Harmless loners obsessed with conspiracy theories, or genuine threat to the state?
In Germany, the Reichsbürger movement, which translates as “citizens of the Reich” or “imperial citizens,” has been around since the 1980s, in some shape or form. Until recently, members of this fragmented, leaderless group were dismissed as a collection of unsavory but obscure losers. Among other things, many of them believe Germany is an American colony run by Jews, and that the upstart right-wing political party Alternative for Germany was in fact set up by chancellor Angela Merkel (herself is a “Jewish Freemason”). Holocaust denial, anti-immigrant feelings, and neo-Nazi leanings are prevalent.
The one thing they can all agree on is that the current Federal Republic of Germany is illegitimate. (Thus, the longing for the days of the Reich.) They don’t accept the country’s borders after the Second World War, refuse to obey existing laws or pay taxes, and some have even set up their own mini-kingdoms, flying custom flags and forging phony passports.
For years, the Reichsbürger were seen as more nuisance than threat.
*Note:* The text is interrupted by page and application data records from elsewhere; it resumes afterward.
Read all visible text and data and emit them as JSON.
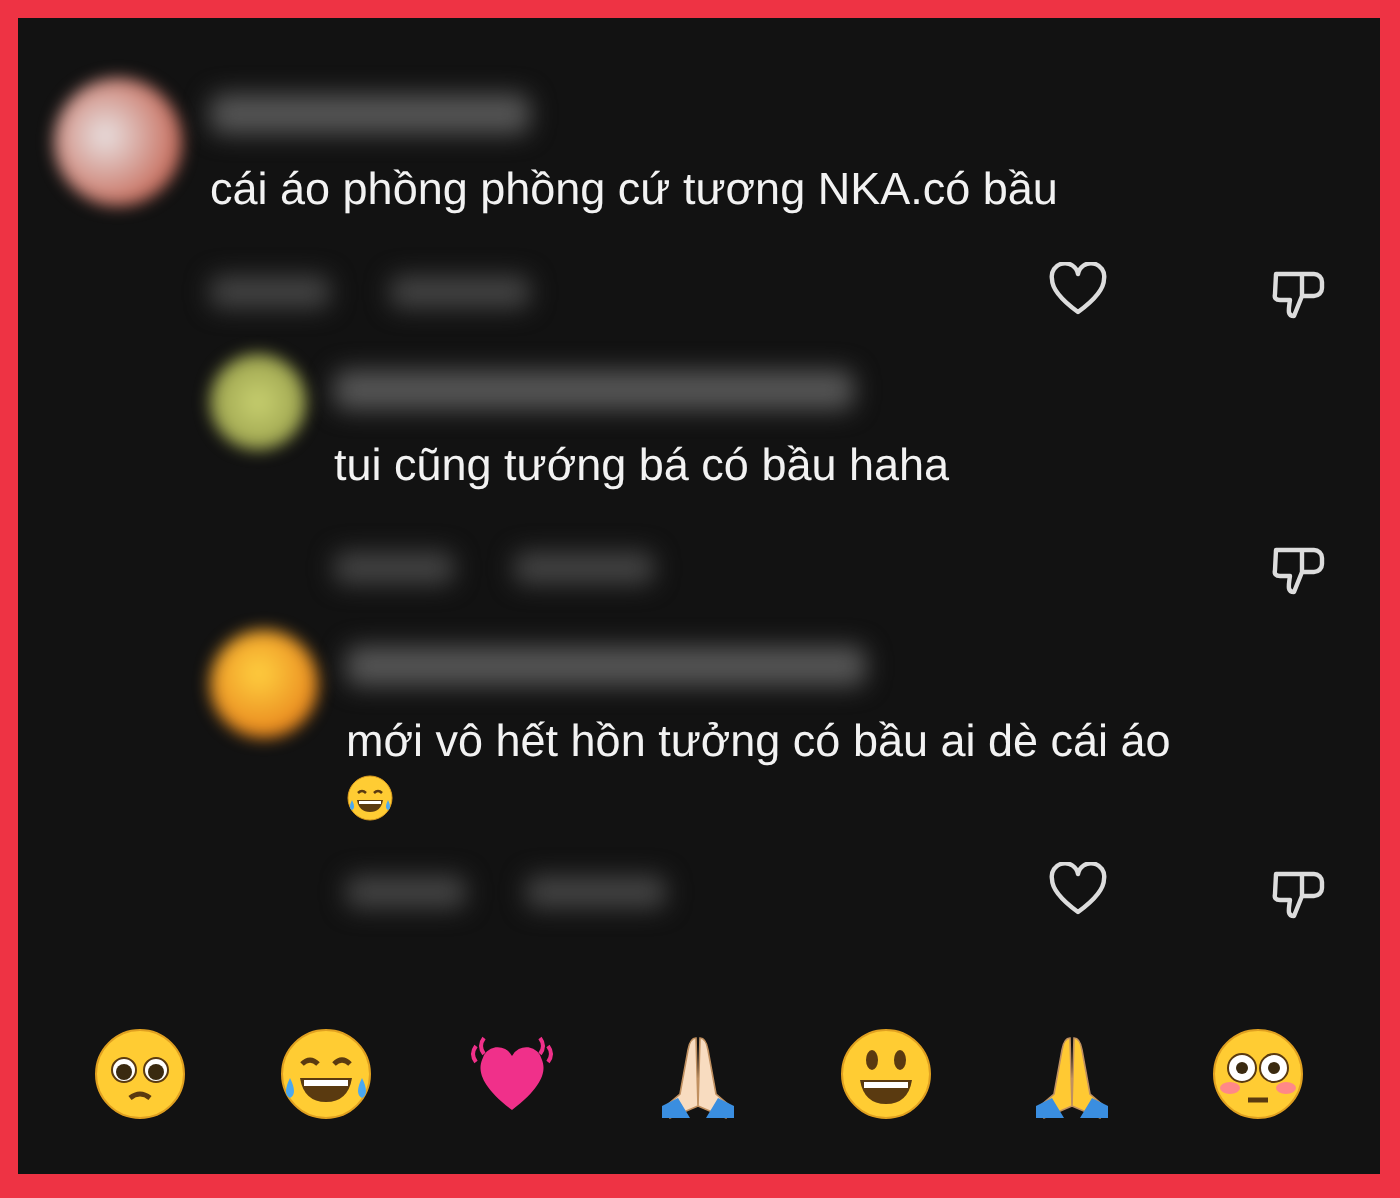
{
  "comments": [
    {
      "kind": "comment",
      "text": "cái áo phồng phồng cứ tương NKA.có bầu",
      "emoji_after": false,
      "heart_visible": true
    },
    {
      "kind": "reply",
      "text": "tui cũng tướng bá có bầu haha",
      "emoji_after": false,
      "heart_visible": false
    },
    {
      "kind": "reply",
      "text": "mới vô hết hồn tưởng có bầu ai dè cái áo",
      "emoji_after": true,
      "heart_visible": true
    }
  ]
}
But that has changed recently, after a number of attacks on government authorities—one fatal.
This month, Germany’s head of domestic intelligence, Hans-Georg Maassen, said the “Reichsbürger scene” now numbered around 10,000, mostly middle-aged white males. Between 500 and 600 of those were known right-wing extremists, many of whom have gun licenses. Maassen said the community was becoming increasingly radicalized, mainly via social media, and showing “a considerable willingness to employ violence.”
Police have carried out a number of raids on members of the Reichsbürger movement in the past year. Recently they launched coordinated searches in North Rhine-Westphalia, confiscating guns and ammunition and arresting two. Peter Fitzek, a Reichsburger and and self-declared “King of Germany,” was just jailed for three years for setting up an illegal bank and embezzling €1.3 million ($1.4 million) from the 600 people who gave him their money.
This follows an August incident in which Adrian Ursache, a Reichsbürger and former “Mister Germany” winner, opened fire on police at his home in Saxony-Anhalt, wounding three officers. Things got much darker in October, when another suspected member of the group number opened fire on police at his home near Nuremburg (the cops came to take away his guns after he was deemed mentally unsound to possess a firearm). The man killed a 32-year-old officer.
Dealing with these people is delicate—they frequently issue “death decrees” from their fictional courts to officials. Some government offices are now advising their staff on how to handle “the administration of Reichsbürger.”
In general, Germany’s far-right scene has becoming increasingly fragmented and dangerous. The huge influx of refugees in 2015 and 2016 caused a surge in anti-immigrant sentiment, and the Tagesspiegel newspaper (link in German) recently quoted security sources as saying the number of right-wing extremists across the country rose to more than 23,000 in 2016. There were around 3,500 attacks against refugees and asylum seekers in 2016. Keeping track of these disparate, potentially violent groups like the Reichsbürger is a growing challenge.